— Exercise input —
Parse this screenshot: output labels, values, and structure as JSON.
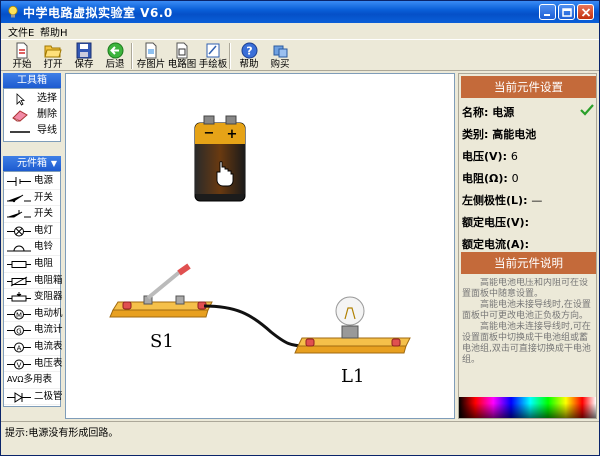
{
  "window": {
    "title": "中学电路虚拟实验室 V6.0",
    "colors": {
      "titlebar": "#0a5fd8",
      "header_orange": "#c46a3a",
      "panel_blue": "#1d5bd0"
    }
  },
  "menu": {
    "file": "文件E",
    "help": "帮助H"
  },
  "toolbar": {
    "new": "开始",
    "open": "打开",
    "save": "保存",
    "back": "后退",
    "save_image": "存图片",
    "circuit_diagram": "电路图",
    "sketchpad": "手绘板",
    "help": "帮助",
    "buy": "购买"
  },
  "toolbox": {
    "header": "工具箱",
    "items": [
      {
        "label": "选择",
        "icon": "cursor-icon"
      },
      {
        "label": "删除",
        "icon": "eraser-icon"
      },
      {
        "label": "导线",
        "icon": "wire-icon"
      }
    ]
  },
  "components": {
    "header": "元件箱",
    "items": [
      {
        "label": "电源",
        "icon": "battery-symbol-icon"
      },
      {
        "label": "开关",
        "icon": "switch-symbol-icon"
      },
      {
        "label": "开关",
        "icon": "switch2-symbol-icon"
      },
      {
        "label": "电灯",
        "icon": "lamp-symbol-icon"
      },
      {
        "label": "电铃",
        "icon": "bell-symbol-icon"
      },
      {
        "label": "电阻",
        "icon": "resistor-symbol-icon"
      },
      {
        "label": "电阻箱",
        "icon": "resistor-box-symbol-icon"
      },
      {
        "label": "变阻器",
        "icon": "rheostat-symbol-icon"
      },
      {
        "label": "电动机",
        "icon": "motor-symbol-icon"
      },
      {
        "label": "电流计",
        "icon": "galvanometer-symbol-icon"
      },
      {
        "label": "电流表",
        "icon": "ammeter-symbol-icon"
      },
      {
        "label": "电压表",
        "icon": "voltmeter-symbol-icon"
      },
      {
        "label": "多用表",
        "icon": "multimeter-symbol-icon",
        "prefix": "AVΩ"
      },
      {
        "label": "二极管",
        "icon": "diode-symbol-icon"
      }
    ]
  },
  "canvas": {
    "switch_label": "S1",
    "lamp_label": "L1"
  },
  "properties": {
    "header": "当前元件设置",
    "name_label": "名称:",
    "name_value": "电源",
    "type_label": "类别:",
    "type_value": "高能电池",
    "voltage_label": "电压(V):",
    "voltage_value": "6",
    "resistance_label": "电阻(Ω):",
    "resistance_value": "0",
    "polarity_label": "左侧极性(L):",
    "polarity_value": "—",
    "rated_voltage_label": "额定电压(V):",
    "rated_current_label": "额定电流(A):"
  },
  "description": {
    "header": "当前元件说明",
    "p1": "高能电池电压和内阻可在设置面板中随意设置。",
    "p2": "高能电池未接导线时,在设置面板中可更改电池正负极方向。",
    "p3": "高能电池未连接导线时,可在设置面板中切换成干电池组或蓄电池组,双击可直接切换成干电池组。"
  },
  "status": {
    "text": "提示:电源没有形成回路。"
  }
}
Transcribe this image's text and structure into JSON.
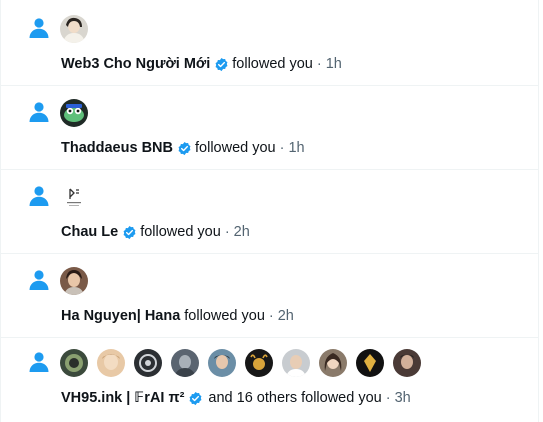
{
  "notifications": [
    {
      "name": "Web3 Cho Người Mới",
      "verified": true,
      "action": "followed you",
      "separator": "·",
      "time": "1h",
      "avatar_color": "#cfcfc9"
    },
    {
      "name": "Thaddaeus BNB",
      "verified": true,
      "action": "followed you",
      "separator": "·",
      "time": "1h",
      "avatar_color": "#2d5a3a"
    },
    {
      "name": "Chau Le",
      "verified": true,
      "action": "followed you",
      "separator": "·",
      "time": "2h",
      "avatar_color": "#ffffff"
    },
    {
      "name": "Ha Nguyen| Hana",
      "verified": false,
      "action": "followed you",
      "separator": "·",
      "time": "2h",
      "avatar_color": "#6b4a3a"
    },
    {
      "name": "VH95.ink | 𝔽rAI π²",
      "verified": true,
      "action": "and 16 others followed you",
      "separator": "·",
      "time": "3h",
      "avatar_colors": [
        "#3b4a3c",
        "#e8c9a6",
        "#2b2f33",
        "#5a6470",
        "#6b8ea6",
        "#171717",
        "#c8ccd0",
        "#8a7a6a",
        "#111111",
        "#4a3a36"
      ]
    }
  ],
  "colors": {
    "accent": "#1d9bf0",
    "text": "#0f1419",
    "secondary": "#536471",
    "divider": "#eff3f4"
  }
}
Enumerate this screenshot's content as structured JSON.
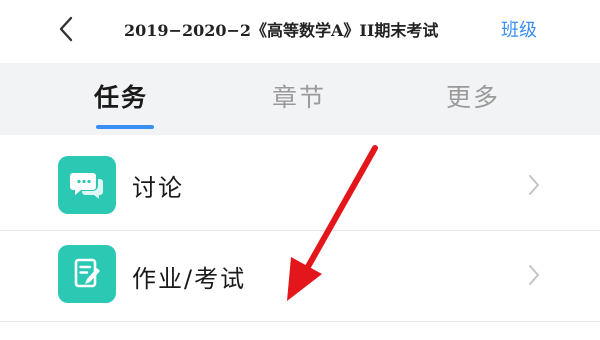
{
  "header": {
    "title": "2019−2020−2《高等数学A》II期末考试",
    "class_link": "班级",
    "back_icon": "chevron-left-icon"
  },
  "tabs": [
    {
      "label": "任务",
      "active": true
    },
    {
      "label": "章节",
      "active": false
    },
    {
      "label": "更多",
      "active": false
    }
  ],
  "list": {
    "items": [
      {
        "label": "讨论",
        "icon": "chat-bubbles-icon",
        "icon_color": "#2bc8b4"
      },
      {
        "label": "作业/考试",
        "icon": "edit-document-icon",
        "icon_color": "#2bc8b4"
      }
    ]
  },
  "colors": {
    "accent": "#3a8ef6",
    "icon_teal": "#2bc8b4",
    "annotation_arrow": "#e3161c"
  }
}
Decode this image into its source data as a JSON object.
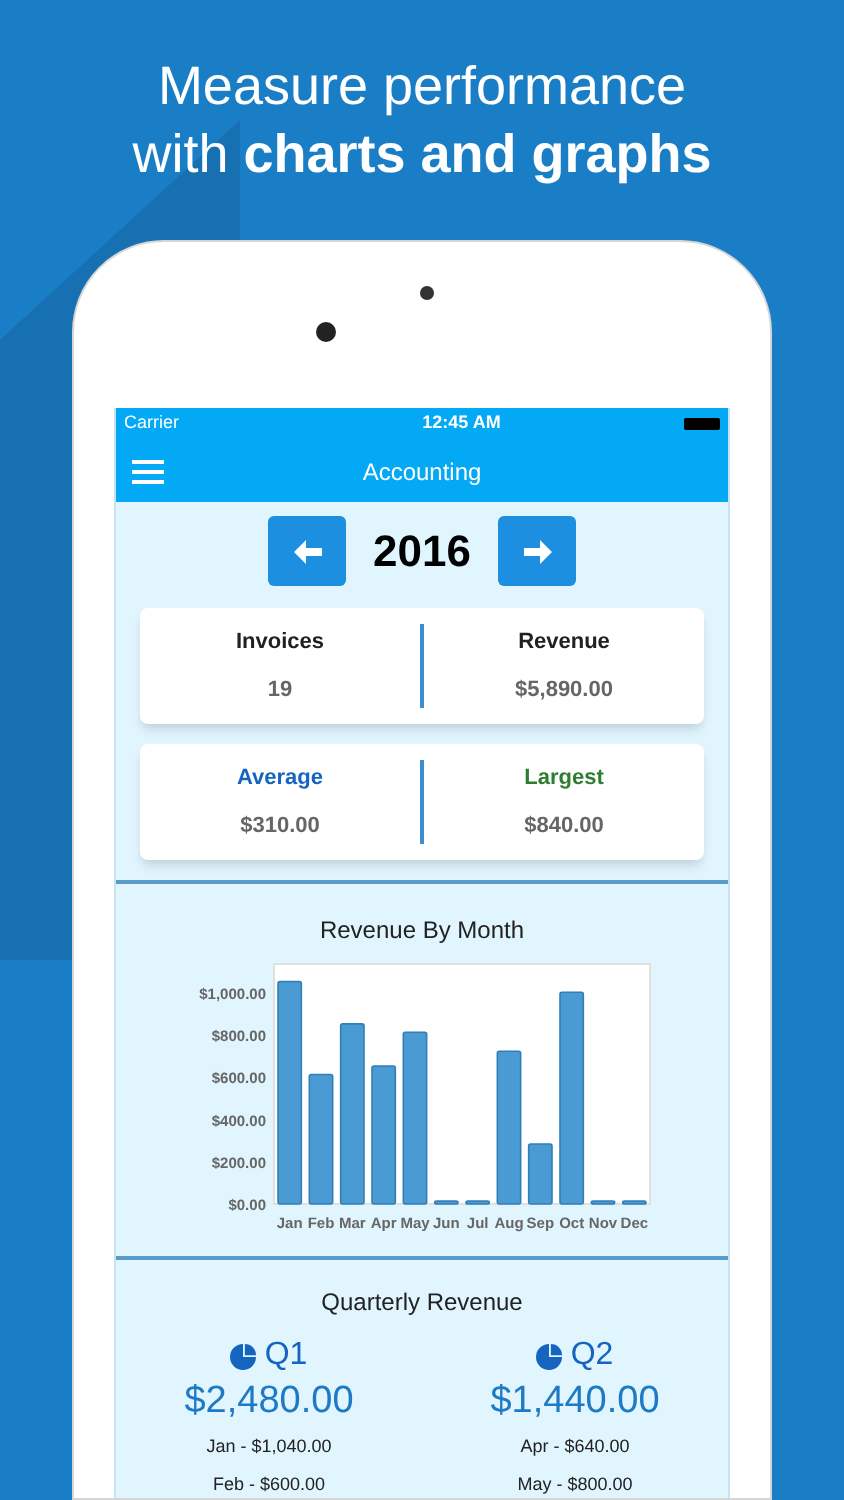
{
  "headline": {
    "line1": "Measure performance",
    "line2": "with **charts and graphs**"
  },
  "status_bar": {
    "carrier": "Carrier",
    "time": "12:45 AM"
  },
  "nav": {
    "title": "Accounting"
  },
  "year": {
    "value": "2016"
  },
  "stats": [
    {
      "label": "Invoices",
      "value": "19",
      "color": "#212121"
    },
    {
      "label": "Revenue",
      "value": "$5,890.00",
      "color": "#212121"
    },
    {
      "label": "Average",
      "value": "$310.00",
      "color": "#1565c0"
    },
    {
      "label": "Largest",
      "value": "$840.00",
      "color": "#2e7d32"
    }
  ],
  "revenue_chart": {
    "title": "Revenue By Month",
    "chart_data": {
      "type": "bar",
      "categories": [
        "Jan",
        "Feb",
        "Mar",
        "Apr",
        "May",
        "Jun",
        "Jul",
        "Aug",
        "Sep",
        "Oct",
        "Nov",
        "Dec"
      ],
      "series": [
        {
          "color": "#4a9bd4",
          "values": [
            1040,
            600,
            840,
            640,
            800,
            0,
            0,
            710,
            270,
            990,
            0,
            0
          ]
        }
      ],
      "ylim": [
        0,
        1100
      ],
      "yticks": [
        {
          "value": 0,
          "label": "$0.00"
        },
        {
          "value": 200,
          "label": "$200.00"
        },
        {
          "value": 400,
          "label": "$400.00"
        },
        {
          "value": 600,
          "label": "$600.00"
        },
        {
          "value": 800,
          "label": "$800.00"
        },
        {
          "value": 1000,
          "label": "$1,000.00"
        }
      ]
    }
  },
  "quarterly": {
    "title": "Quarterly Revenue",
    "quarters": [
      {
        "label": "Q1",
        "total": "$2,480.00",
        "months": [
          "Jan - $1,040.00",
          "Feb - $600.00"
        ]
      },
      {
        "label": "Q2",
        "total": "$1,440.00",
        "months": [
          "Apr - $640.00",
          "May - $800.00"
        ]
      }
    ]
  }
}
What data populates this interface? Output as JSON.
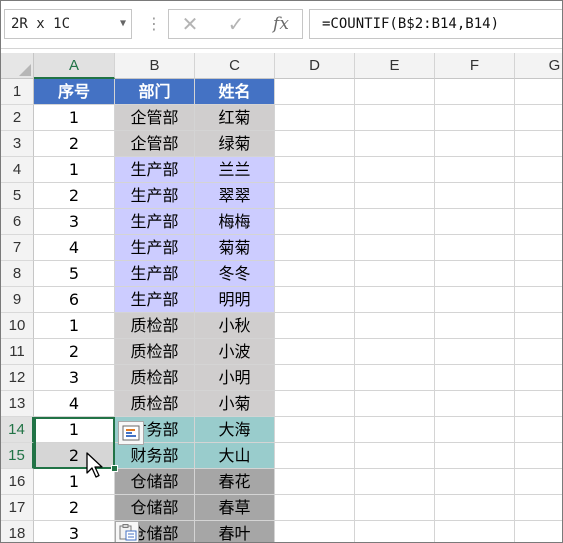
{
  "formula_bar": {
    "name_box": "2R x 1C",
    "formula": "=COUNTIF(B$2:B14,B14)",
    "fx_label": "fx"
  },
  "columns": [
    "A",
    "B",
    "C",
    "D",
    "E",
    "F",
    "G"
  ],
  "header_row": [
    "序号",
    "部门",
    "姓名"
  ],
  "rows": [
    {
      "num": "2",
      "seq": "1",
      "dept": "企管部",
      "name": "红菊",
      "group": "qiguan"
    },
    {
      "num": "3",
      "seq": "2",
      "dept": "企管部",
      "name": "绿菊",
      "group": "qiguan"
    },
    {
      "num": "4",
      "seq": "1",
      "dept": "生产部",
      "name": "兰兰",
      "group": "shengchan"
    },
    {
      "num": "5",
      "seq": "2",
      "dept": "生产部",
      "name": "翠翠",
      "group": "shengchan"
    },
    {
      "num": "6",
      "seq": "3",
      "dept": "生产部",
      "name": "梅梅",
      "group": "shengchan"
    },
    {
      "num": "7",
      "seq": "4",
      "dept": "生产部",
      "name": "菊菊",
      "group": "shengchan"
    },
    {
      "num": "8",
      "seq": "5",
      "dept": "生产部",
      "name": "冬冬",
      "group": "shengchan"
    },
    {
      "num": "9",
      "seq": "6",
      "dept": "生产部",
      "name": "明明",
      "group": "shengchan"
    },
    {
      "num": "10",
      "seq": "1",
      "dept": "质检部",
      "name": "小秋",
      "group": "zhijian"
    },
    {
      "num": "11",
      "seq": "2",
      "dept": "质检部",
      "name": "小波",
      "group": "zhijian"
    },
    {
      "num": "12",
      "seq": "3",
      "dept": "质检部",
      "name": "小明",
      "group": "zhijian"
    },
    {
      "num": "13",
      "seq": "4",
      "dept": "质检部",
      "name": "小菊",
      "group": "zhijian"
    },
    {
      "num": "14",
      "seq": "1",
      "dept": "财务部",
      "name": "大海",
      "group": "caiwu"
    },
    {
      "num": "15",
      "seq": "2",
      "dept": "财务部",
      "name": "大山",
      "group": "caiwu"
    },
    {
      "num": "16",
      "seq": "1",
      "dept": "仓储部",
      "name": "春花",
      "group": "cangchu"
    },
    {
      "num": "17",
      "seq": "2",
      "dept": "仓储部",
      "name": "春草",
      "group": "cangchu"
    },
    {
      "num": "18",
      "seq": "3",
      "dept": "仓储部",
      "name": "春叶",
      "group": "cangchu"
    }
  ],
  "selected_rows": [
    "14",
    "15"
  ],
  "selected_column": "A",
  "colors": {
    "header_bg": "#4472c4",
    "header_text": "#ffffff",
    "qiguan": "#d0cece",
    "shengchan": "#ccccff",
    "zhijian": "#d0cece",
    "caiwu": "#99cccc",
    "cangchu": "#a6a6a6",
    "selection": "#217346"
  },
  "icons": {
    "cancel": "close-icon",
    "enter": "check-icon",
    "quick_analysis": "quick-analysis-icon",
    "paste_options": "paste-options-icon",
    "cursor": "mouse-pointer-icon"
  }
}
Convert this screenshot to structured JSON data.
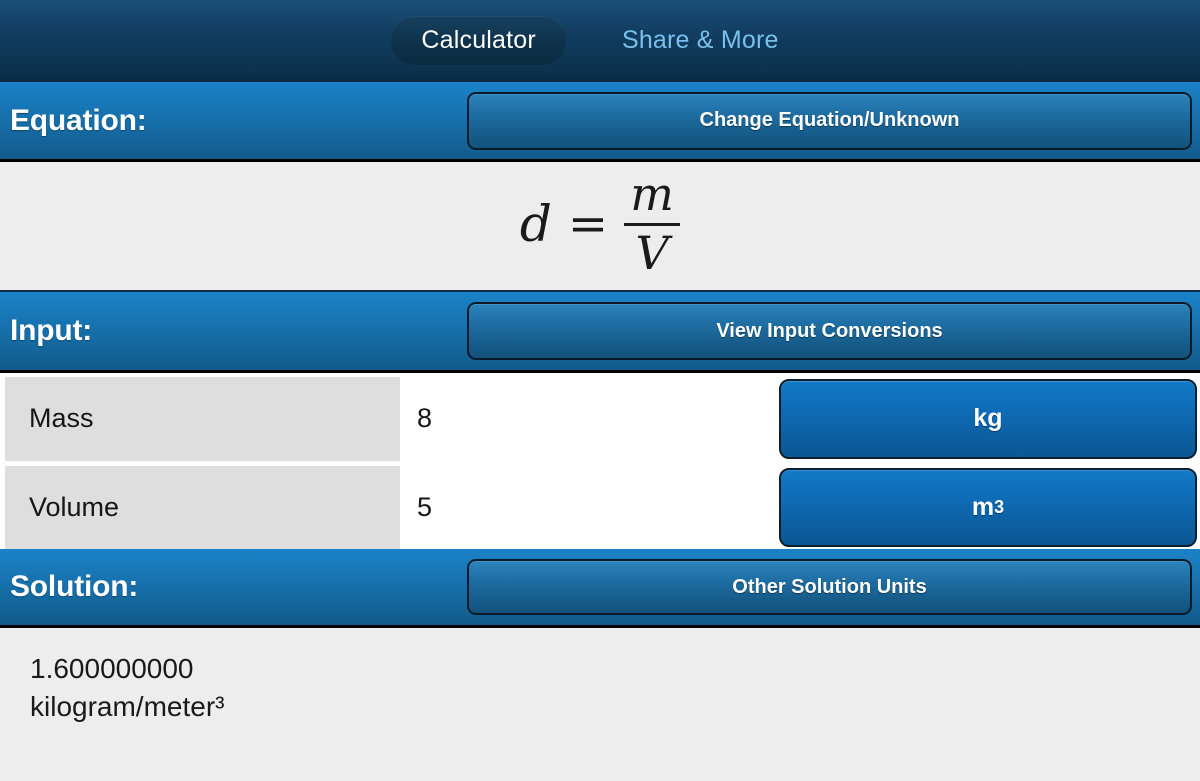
{
  "app": {
    "accent_blue": "#1878b8",
    "dark_navy": "#0d3552",
    "button_blue": "#0f6fbb",
    "light_blue_text": "#79c0ea",
    "panel_gray": "#ededed",
    "label_gray": "#dedede"
  },
  "tabs": [
    {
      "label": "Calculator",
      "state": "active"
    },
    {
      "label": "Share & More",
      "state": "inactive"
    }
  ],
  "sections": {
    "equation": {
      "title": "Equation:",
      "button": "Change Equation/Unknown",
      "formula": {
        "lhs": "d",
        "operator": "=",
        "numerator": "m",
        "denominator": "V",
        "plain": "d = m/V"
      }
    },
    "input": {
      "title": "Input:",
      "button": "View Input Conversions",
      "rows": [
        {
          "label": "Mass",
          "value": "8",
          "unit": "kg",
          "unit_base": "kg",
          "unit_exponent": ""
        },
        {
          "label": "Volume",
          "value": "5",
          "unit": "m³",
          "unit_base": "m",
          "unit_exponent": "3"
        }
      ]
    },
    "solution": {
      "title": "Solution:",
      "button": "Other Solution Units",
      "result_value": "1.600000000",
      "result_units": "kilogram/meter³"
    }
  }
}
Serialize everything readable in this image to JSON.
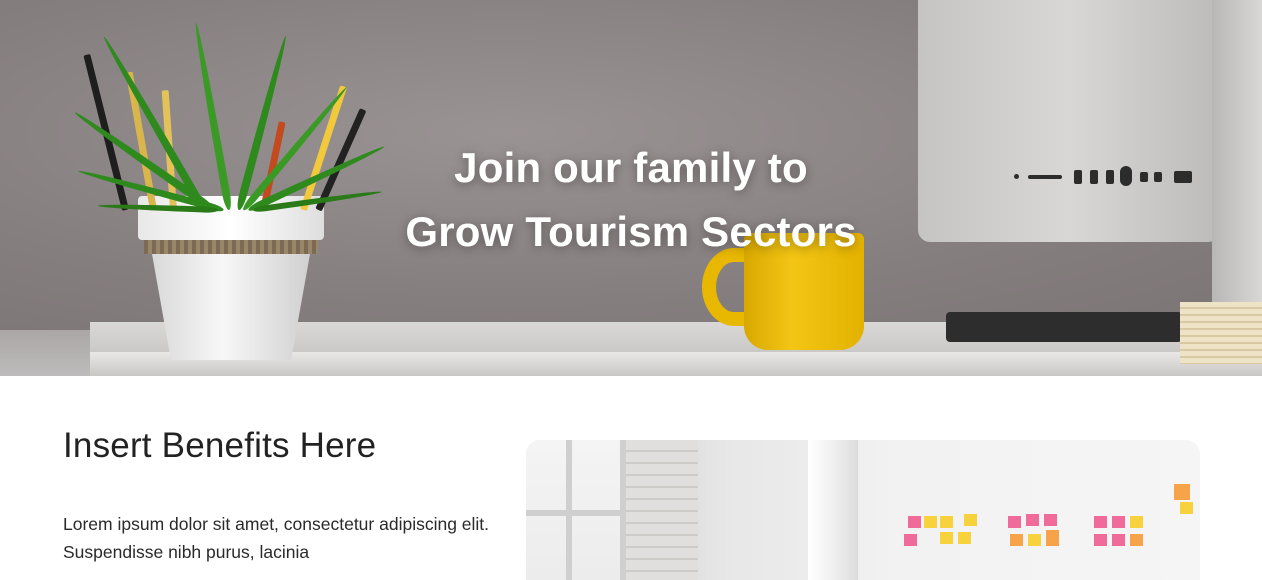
{
  "hero": {
    "title_line1": "Join our family to",
    "title_line2": "Grow Tourism Sectors"
  },
  "benefits": {
    "heading": "Insert Benefits Here",
    "body": "Lorem ipsum dolor sit amet, consectetur adipiscing elit. Suspendisse nibh purus, lacinia"
  },
  "images": {
    "hero_background": "office-desk-photo",
    "benefits_photo": "office-sticky-notes-photo"
  },
  "colors": {
    "hero_text": "#ffffff",
    "heading_text": "#222222",
    "body_text": "#2a2a2a",
    "mug_yellow": "#f3c515"
  }
}
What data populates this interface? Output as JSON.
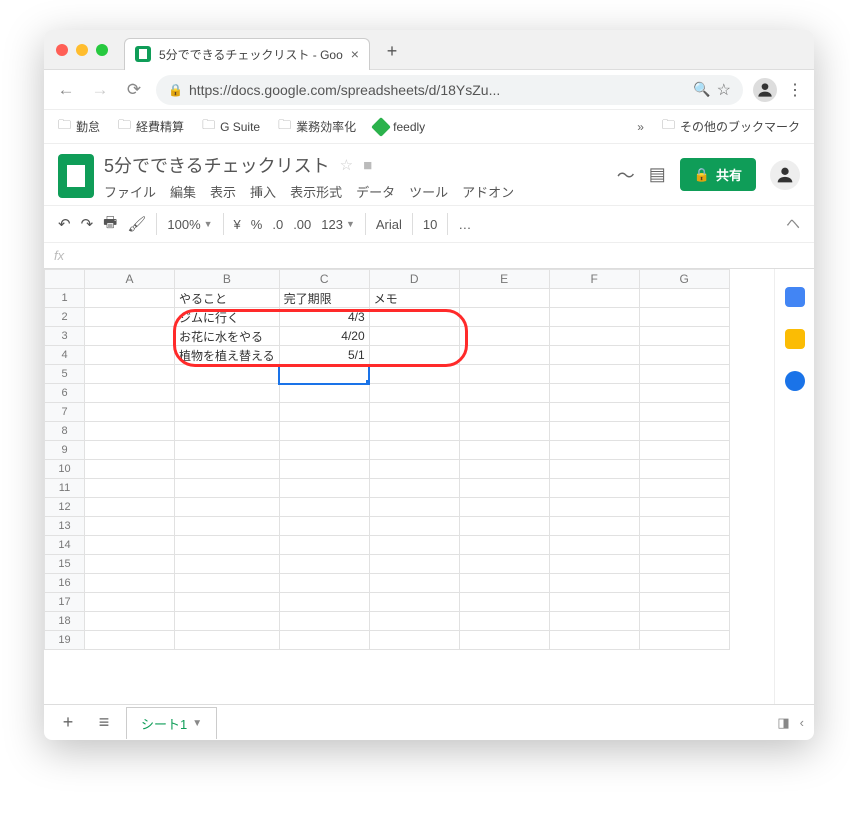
{
  "browser": {
    "tab_title": "5分でできるチェックリスト - Goo",
    "url_display": "https://docs.google.com/spreadsheets/d/18YsZu...",
    "bookmarks": [
      "勤怠",
      "経費精算",
      "G Suite",
      "業務効率化",
      "feedly"
    ],
    "bookmarks_other": "その他のブックマーク",
    "bookmarks_more": "»"
  },
  "sheets": {
    "doc_title": "5分でできるチェックリスト",
    "menus": [
      "ファイル",
      "編集",
      "表示",
      "挿入",
      "表示形式",
      "データ",
      "ツール",
      "アドオン"
    ],
    "share_label": "共有",
    "toolbar": {
      "zoom": "100%",
      "currency": "¥",
      "percent": "%",
      "dec_dec": ".0",
      "dec_inc": ".00",
      "numfmt": "123",
      "font": "Arial",
      "font_size": "10",
      "more": "…"
    },
    "fx_label": "fx",
    "columns": [
      "A",
      "B",
      "C",
      "D",
      "E",
      "F",
      "G"
    ],
    "row_count": 19,
    "cells": {
      "B1": "やること",
      "C1": "完了期限",
      "D1": "メモ",
      "B2": "ジムに行く",
      "C2": "4/3",
      "B3": "お花に水をやる",
      "C3": "4/20",
      "B4": "植物を植え替える",
      "C4": "5/1"
    },
    "selected_cell": "C5",
    "sheet_tab": "シート1"
  }
}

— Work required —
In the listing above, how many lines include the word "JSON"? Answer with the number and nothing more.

— Response to the task —
8